(Entries from a dataset of interfaces)
+ + + + + + +

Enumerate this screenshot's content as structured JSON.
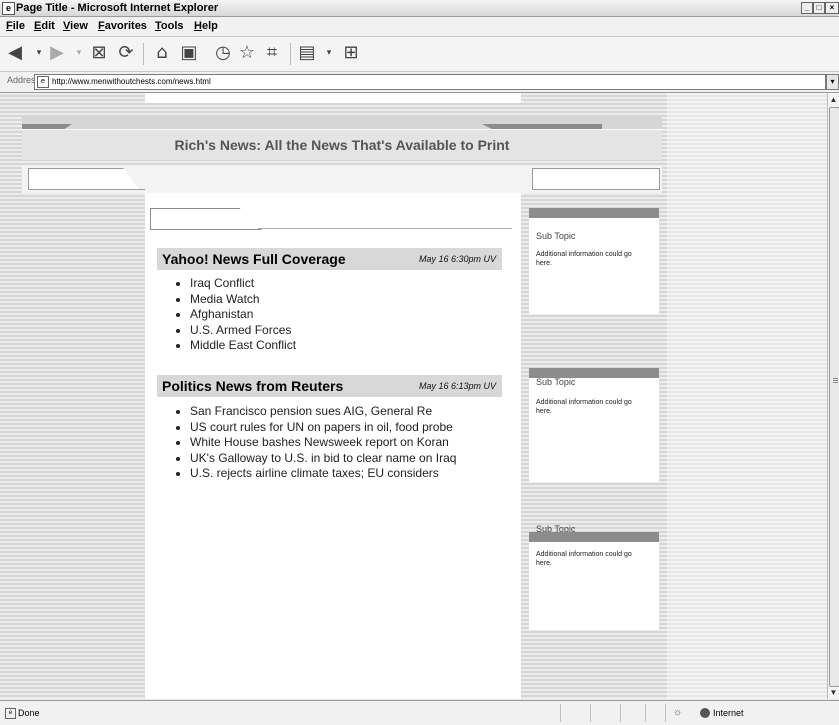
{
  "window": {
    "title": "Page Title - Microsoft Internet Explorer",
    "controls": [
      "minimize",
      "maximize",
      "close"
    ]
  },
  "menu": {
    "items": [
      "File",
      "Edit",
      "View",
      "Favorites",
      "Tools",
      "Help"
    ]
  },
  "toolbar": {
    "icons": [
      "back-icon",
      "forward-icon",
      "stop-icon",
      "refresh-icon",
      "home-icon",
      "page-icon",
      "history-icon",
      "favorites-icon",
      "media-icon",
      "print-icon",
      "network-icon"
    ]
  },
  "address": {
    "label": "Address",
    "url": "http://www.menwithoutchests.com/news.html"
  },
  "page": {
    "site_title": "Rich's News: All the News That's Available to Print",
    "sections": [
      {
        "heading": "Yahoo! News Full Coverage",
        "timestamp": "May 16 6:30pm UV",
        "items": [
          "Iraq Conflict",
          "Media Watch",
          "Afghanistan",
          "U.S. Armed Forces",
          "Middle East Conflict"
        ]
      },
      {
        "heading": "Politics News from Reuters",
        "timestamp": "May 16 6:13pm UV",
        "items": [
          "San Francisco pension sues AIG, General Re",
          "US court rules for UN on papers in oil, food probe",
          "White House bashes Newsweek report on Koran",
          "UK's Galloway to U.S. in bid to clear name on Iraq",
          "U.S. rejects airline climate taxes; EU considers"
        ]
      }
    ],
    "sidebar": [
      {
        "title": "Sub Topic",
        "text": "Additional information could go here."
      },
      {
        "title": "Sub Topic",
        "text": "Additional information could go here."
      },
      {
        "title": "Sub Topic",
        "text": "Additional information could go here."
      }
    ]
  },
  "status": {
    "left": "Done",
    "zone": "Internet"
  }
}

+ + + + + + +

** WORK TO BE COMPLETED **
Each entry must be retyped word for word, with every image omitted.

** COMPLETED TASK **
Enumerate this screenshot's content as structured JSON.
{
  "window": {
    "title": "Page Title - Microsoft Internet Explorer",
    "controls": [
      "minimize",
      "maximize",
      "close"
    ]
  },
  "menu": {
    "items": [
      "File",
      "Edit",
      "View",
      "Favorites",
      "Tools",
      "Help"
    ]
  },
  "toolbar": {
    "icons": [
      "back-icon",
      "forward-icon",
      "stop-icon",
      "refresh-icon",
      "home-icon",
      "page-icon",
      "history-icon",
      "favorites-icon",
      "media-icon",
      "print-icon",
      "network-icon"
    ]
  },
  "address": {
    "label": "Address",
    "url": "http://www.menwithoutchests.com/news.html"
  },
  "page": {
    "site_title": "Rich's News: All the News That's Available to Print",
    "sections": [
      {
        "heading": "Yahoo! News Full Coverage",
        "timestamp": "May 16 6:30pm UV",
        "items": [
          "Iraq Conflict",
          "Media Watch",
          "Afghanistan",
          "U.S. Armed Forces",
          "Middle East Conflict"
        ]
      },
      {
        "heading": "Politics News from Reuters",
        "timestamp": "May 16 6:13pm UV",
        "items": [
          "San Francisco pension sues AIG, General Re",
          "US court rules for UN on papers in oil, food probe",
          "White House bashes Newsweek report on Koran",
          "UK's Galloway to U.S. in bid to clear name on Iraq",
          "U.S. rejects airline climate taxes; EU considers"
        ]
      }
    ],
    "sidebar": [
      {
        "title": "Sub Topic",
        "text": "Additional information could go here."
      },
      {
        "title": "Sub Topic",
        "text": "Additional information could go here."
      },
      {
        "title": "Sub Topic",
        "text": "Additional information could go here."
      }
    ]
  },
  "status": {
    "left": "Done",
    "zone": "Internet"
  }
}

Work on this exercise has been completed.